Work task - Look through the entries below and report every line that has "content".

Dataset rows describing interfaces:
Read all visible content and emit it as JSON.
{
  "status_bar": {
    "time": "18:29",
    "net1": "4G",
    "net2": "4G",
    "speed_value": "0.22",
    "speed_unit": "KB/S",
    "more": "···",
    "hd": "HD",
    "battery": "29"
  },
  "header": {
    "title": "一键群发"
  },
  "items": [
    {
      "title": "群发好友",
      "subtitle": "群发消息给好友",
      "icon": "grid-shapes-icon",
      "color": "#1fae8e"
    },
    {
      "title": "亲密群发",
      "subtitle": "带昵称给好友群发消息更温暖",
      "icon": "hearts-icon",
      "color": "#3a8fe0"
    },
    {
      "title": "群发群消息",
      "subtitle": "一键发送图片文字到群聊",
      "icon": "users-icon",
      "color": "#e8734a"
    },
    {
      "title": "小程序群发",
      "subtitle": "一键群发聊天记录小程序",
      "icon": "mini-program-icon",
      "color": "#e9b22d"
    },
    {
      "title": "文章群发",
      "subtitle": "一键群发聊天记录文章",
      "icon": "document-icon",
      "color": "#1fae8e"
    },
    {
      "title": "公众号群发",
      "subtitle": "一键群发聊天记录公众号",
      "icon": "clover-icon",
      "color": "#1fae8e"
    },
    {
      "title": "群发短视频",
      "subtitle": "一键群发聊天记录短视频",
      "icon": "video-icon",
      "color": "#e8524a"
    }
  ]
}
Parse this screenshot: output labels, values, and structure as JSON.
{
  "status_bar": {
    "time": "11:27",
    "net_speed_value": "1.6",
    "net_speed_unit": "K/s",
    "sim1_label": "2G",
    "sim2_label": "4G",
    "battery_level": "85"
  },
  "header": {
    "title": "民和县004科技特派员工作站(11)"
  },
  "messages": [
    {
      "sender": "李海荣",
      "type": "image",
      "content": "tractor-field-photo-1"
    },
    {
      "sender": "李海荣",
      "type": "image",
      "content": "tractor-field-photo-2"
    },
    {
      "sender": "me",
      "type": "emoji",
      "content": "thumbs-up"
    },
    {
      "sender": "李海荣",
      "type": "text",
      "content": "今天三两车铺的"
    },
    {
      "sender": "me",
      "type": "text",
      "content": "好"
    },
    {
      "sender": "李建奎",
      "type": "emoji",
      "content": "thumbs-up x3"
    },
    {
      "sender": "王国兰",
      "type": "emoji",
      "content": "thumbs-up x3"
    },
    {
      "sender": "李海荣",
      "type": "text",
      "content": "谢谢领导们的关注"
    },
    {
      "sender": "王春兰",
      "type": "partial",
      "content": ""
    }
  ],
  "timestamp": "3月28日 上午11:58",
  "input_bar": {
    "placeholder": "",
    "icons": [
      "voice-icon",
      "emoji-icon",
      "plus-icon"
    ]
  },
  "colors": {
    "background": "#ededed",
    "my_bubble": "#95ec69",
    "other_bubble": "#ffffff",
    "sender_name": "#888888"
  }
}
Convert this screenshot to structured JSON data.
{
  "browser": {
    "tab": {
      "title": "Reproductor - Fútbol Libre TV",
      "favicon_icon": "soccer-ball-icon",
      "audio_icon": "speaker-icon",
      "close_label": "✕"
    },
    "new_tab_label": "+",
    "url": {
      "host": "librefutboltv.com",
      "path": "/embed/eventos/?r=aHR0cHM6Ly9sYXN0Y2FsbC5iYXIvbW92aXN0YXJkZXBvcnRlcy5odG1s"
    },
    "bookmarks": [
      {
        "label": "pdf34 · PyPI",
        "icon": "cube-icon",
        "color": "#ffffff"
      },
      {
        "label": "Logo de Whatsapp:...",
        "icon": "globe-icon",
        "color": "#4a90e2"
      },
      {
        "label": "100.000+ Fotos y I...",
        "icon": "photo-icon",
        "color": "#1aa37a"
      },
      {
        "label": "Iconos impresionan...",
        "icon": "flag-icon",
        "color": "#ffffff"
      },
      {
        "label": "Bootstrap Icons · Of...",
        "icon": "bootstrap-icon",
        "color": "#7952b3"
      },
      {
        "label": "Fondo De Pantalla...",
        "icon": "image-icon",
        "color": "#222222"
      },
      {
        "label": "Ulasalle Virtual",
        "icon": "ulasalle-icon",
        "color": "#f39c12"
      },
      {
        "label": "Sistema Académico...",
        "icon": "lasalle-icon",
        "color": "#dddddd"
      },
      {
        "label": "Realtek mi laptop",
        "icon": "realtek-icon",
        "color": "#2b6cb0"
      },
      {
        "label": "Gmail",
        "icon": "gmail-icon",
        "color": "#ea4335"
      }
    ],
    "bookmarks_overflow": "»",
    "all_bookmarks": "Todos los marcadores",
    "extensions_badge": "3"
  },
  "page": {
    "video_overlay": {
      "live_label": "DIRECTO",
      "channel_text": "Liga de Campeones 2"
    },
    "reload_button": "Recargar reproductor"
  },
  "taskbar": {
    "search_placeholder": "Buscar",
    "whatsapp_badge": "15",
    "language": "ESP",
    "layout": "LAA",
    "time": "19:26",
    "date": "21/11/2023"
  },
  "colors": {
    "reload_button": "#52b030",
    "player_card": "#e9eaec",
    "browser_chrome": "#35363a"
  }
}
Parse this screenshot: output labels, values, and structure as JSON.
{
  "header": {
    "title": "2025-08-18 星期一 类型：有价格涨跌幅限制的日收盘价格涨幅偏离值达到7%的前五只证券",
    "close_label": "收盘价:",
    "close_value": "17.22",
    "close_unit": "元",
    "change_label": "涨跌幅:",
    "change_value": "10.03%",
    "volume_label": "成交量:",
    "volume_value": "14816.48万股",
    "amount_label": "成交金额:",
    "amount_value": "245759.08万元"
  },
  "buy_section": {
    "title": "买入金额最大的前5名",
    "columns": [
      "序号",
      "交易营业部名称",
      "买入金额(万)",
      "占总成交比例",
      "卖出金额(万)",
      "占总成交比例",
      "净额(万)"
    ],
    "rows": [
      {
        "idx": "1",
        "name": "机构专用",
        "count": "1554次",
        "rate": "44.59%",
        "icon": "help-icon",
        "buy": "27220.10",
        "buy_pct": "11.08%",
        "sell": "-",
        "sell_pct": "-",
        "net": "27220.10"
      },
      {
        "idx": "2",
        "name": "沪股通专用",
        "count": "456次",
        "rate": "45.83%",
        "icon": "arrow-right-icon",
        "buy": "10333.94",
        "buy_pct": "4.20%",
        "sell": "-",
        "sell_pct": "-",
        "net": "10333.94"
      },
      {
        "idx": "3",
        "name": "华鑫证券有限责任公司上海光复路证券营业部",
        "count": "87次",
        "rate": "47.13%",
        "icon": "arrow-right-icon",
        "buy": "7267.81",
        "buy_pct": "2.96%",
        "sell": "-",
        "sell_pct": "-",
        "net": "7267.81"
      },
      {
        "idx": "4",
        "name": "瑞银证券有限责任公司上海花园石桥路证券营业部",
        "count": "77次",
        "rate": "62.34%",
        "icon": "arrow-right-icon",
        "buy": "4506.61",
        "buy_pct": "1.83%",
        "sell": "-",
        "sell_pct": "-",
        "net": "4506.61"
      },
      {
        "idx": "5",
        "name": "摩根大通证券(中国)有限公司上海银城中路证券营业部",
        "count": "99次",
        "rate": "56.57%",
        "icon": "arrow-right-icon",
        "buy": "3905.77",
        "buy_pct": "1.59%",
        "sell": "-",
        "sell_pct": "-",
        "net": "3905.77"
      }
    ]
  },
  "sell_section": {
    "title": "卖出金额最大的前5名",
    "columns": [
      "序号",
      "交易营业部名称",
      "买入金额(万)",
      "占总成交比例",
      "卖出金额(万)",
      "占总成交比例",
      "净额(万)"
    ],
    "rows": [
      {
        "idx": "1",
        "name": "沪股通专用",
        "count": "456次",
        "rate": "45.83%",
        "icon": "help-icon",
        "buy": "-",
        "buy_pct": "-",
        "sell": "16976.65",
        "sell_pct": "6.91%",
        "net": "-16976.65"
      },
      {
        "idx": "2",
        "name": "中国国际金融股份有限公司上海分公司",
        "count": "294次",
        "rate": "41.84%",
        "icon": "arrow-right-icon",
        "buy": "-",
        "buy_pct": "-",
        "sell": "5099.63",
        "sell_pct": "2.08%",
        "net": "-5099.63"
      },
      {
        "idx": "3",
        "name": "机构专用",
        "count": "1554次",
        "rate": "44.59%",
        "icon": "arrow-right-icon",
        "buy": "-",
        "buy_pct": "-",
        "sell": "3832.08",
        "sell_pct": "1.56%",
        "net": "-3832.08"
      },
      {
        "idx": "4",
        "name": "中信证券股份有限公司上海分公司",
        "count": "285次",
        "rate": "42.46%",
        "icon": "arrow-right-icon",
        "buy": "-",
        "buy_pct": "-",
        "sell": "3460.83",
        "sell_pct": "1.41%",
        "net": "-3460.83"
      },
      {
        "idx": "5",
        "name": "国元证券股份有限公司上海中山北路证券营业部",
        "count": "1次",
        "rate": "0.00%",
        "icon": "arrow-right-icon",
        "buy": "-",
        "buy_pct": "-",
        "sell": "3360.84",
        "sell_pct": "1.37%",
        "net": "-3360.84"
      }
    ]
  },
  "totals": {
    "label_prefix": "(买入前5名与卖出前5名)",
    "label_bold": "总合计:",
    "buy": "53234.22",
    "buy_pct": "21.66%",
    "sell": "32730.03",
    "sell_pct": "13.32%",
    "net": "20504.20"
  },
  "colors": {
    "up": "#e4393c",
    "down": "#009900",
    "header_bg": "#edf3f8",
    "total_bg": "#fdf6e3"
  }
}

Solution -
Read all visible content and emit it as JSON.
      "content": "tractor-field-photo-1"
      "content": "tractor-field-photo-2"
      "content": "thumbs-up"
      "content": "今天三两车铺的"
      "content": "好"
      "content": "thumbs-up x3"
      "content": "thumbs-up x3"
      "content": "谢谢领导们的关注"
      "content": ""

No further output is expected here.